──────── The input

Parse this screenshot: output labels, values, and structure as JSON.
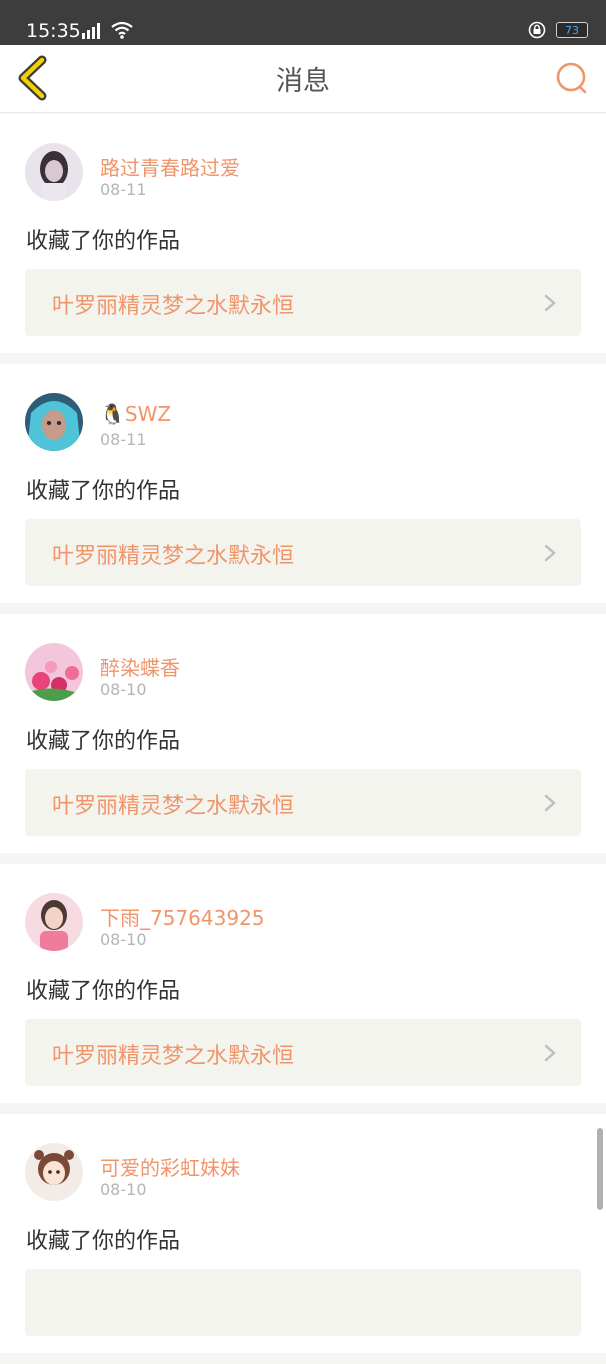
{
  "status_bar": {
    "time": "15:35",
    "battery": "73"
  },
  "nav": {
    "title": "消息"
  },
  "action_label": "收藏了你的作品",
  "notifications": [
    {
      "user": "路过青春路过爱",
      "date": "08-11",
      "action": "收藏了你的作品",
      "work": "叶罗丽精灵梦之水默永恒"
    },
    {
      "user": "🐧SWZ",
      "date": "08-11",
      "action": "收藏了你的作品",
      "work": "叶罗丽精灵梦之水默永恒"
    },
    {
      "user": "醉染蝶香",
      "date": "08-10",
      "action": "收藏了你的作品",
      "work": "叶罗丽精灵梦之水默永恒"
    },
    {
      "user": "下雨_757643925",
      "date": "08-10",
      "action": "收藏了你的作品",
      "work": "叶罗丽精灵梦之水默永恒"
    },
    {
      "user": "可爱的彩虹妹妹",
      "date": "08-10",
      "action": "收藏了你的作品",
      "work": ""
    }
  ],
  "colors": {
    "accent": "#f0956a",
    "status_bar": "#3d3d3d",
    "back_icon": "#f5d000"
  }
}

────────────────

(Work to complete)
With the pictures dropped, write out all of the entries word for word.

(Written solution)
Parse this screenshot: output labels, values, and structure as JSON.
{
  "status_bar": {
    "time": "15:35",
    "battery": "73"
  },
  "nav": {
    "title": "消息"
  },
  "action_label": "收藏了你的作品",
  "notifications": [
    {
      "user": "路过青春路过爱",
      "date": "08-11",
      "action": "收藏了你的作品",
      "work": "叶罗丽精灵梦之水默永恒"
    },
    {
      "user": "🐧SWZ",
      "date": "08-11",
      "action": "收藏了你的作品",
      "work": "叶罗丽精灵梦之水默永恒"
    },
    {
      "user": "醉染蝶香",
      "date": "08-10",
      "action": "收藏了你的作品",
      "work": "叶罗丽精灵梦之水默永恒"
    },
    {
      "user": "下雨_757643925",
      "date": "08-10",
      "action": "收藏了你的作品",
      "work": "叶罗丽精灵梦之水默永恒"
    },
    {
      "user": "可爱的彩虹妹妹",
      "date": "08-10",
      "action": "收藏了你的作品",
      "work": ""
    }
  ],
  "colors": {
    "accent": "#f0956a",
    "status_bar": "#3d3d3d",
    "back_icon": "#f5d000"
  }
}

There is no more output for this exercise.